Yesterday, I wrote about Rutger’s efforts to eliminate grammar from English language studies, providing a couple of examples of how that might go askew:
“[Writing] “Protest, shootings, and arson,” rather than “Protest shootings and arson,” might pass in an Applied Critical Theory class where there is only one possible meaning…”
“A Masters (A word on the way out, and I don’t think we can use “He da man,” either.) in English is now a purely political credential.”
There is a long and growing list of words which are being assigned purely political application. One must be cautious in finding alternatives.
Here’s someone who wasn’t:
Why I decided to take the word ‘chief’ out of my CEO title to respect Indigenous people
Catherine Roome, the former CEO in question, is now is president and lead executive officer of Technical Safety BC.
I fear she didn’t take enough time to think this change through, even as a team formerly known as the
Redskins provided an example of careful consideration by relabelling themselves as the Washington Football Team while working their way through the critical race linguistic minefield.
Ms. Roome’s new title of Lead Executive Officer has a couple of problems. First, the very concept of leadership presumes merit-based anti-egalitarianism. Second, and most damning, LEO is also a widely used acronym for Law Enforcement Officer.
Since we are allowed only one political meaning per term, I’d say law enforcement officer wins on seniority.
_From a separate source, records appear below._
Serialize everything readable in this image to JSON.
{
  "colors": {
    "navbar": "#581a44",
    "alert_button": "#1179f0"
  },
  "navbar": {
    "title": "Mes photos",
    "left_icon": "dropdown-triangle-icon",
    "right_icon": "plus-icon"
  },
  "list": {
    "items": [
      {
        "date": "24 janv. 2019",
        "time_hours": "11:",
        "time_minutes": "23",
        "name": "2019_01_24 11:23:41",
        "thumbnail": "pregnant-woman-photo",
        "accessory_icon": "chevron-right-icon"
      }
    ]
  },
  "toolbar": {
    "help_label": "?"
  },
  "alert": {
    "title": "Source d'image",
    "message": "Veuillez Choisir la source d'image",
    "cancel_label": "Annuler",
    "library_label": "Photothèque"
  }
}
Now. On to “executive.”
One who can make significant decisions on their own authority. A position that coordinates and governs the action of others; supervisor
One who has a position of authority in a hierarchical organization, especially in military, police or government organizations. A respectful term of address for an officer, especially a police officer.
These words would seem of limited use in our new woke world, and subject to banning at any moment.
One might think congratulations are due future holders of Rutgers English degrees for having improved job prospects as English Sanitation Clerks, except they will never have heard the words they’re trying to sanitize.